Metal halide perovskite solar cells hold great promise as an efficient and cost-effective photovoltaic technology. However, carrier recombination at their contacts impedes progress toward this goal. In this study, considering the archetypical MAPbI3 perovskite and Au as a model electrode, we employ first-principles calculations to show how the mere presence of a metal near the perovskite induces in-gap states that may impair electronically this contact because of carrier recombination and Fermi level pinning. The states are not associated with any defect. We then investigate the suppression of the contact-induced gap states by introducing various passivation molecules to displace the metal from the perovskite surface. Our results highlight from a fundamental perspective the importance of contact displacement and passivation for efficient perovskite solar cells, thereby elucidating further the role of thin molecular interlayers in experimental devices. The elimination of contact-induced gap states can greatly aid perovskite solar cells in fulfilling their promise as a future mainstream source of renewable electricity.

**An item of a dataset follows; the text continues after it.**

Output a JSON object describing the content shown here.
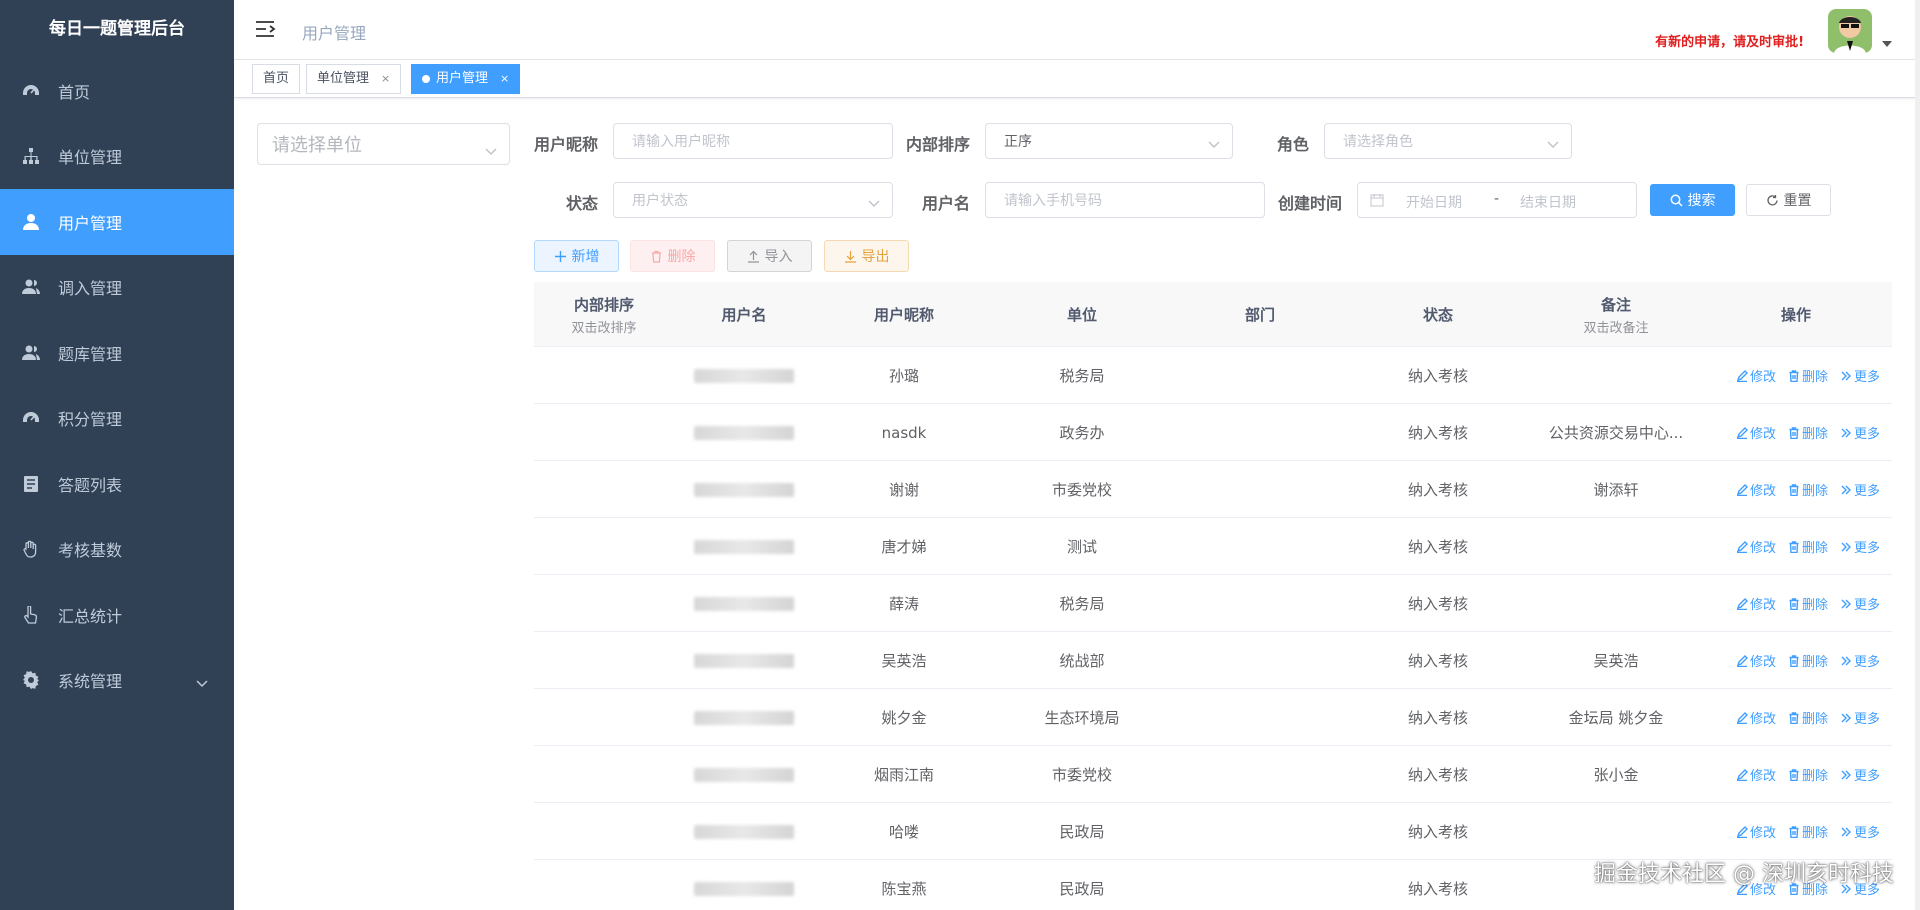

Bibliographical noteFunding Information:
The research reported in this publication was supported by funding from King Abdullah University of Science and Technology (KAUST) under awards OSR-2018-CARF/CCF-3079 and OSR-CRG2018-737. For computer time, this research used the resources of the Supercomputing Laboratory at KAUST.
© 2023 The Authors. Published by American Chemical Society.
- in-gap states
- nonradiative recombination
- solar cell
- surface passivation
ASJC Scopus subject areas
- Chemical Engineering (miscellaneous)
- Energy Engineering and Power Technology
- Materials Chemistry
- Electrical and Electronic Engineering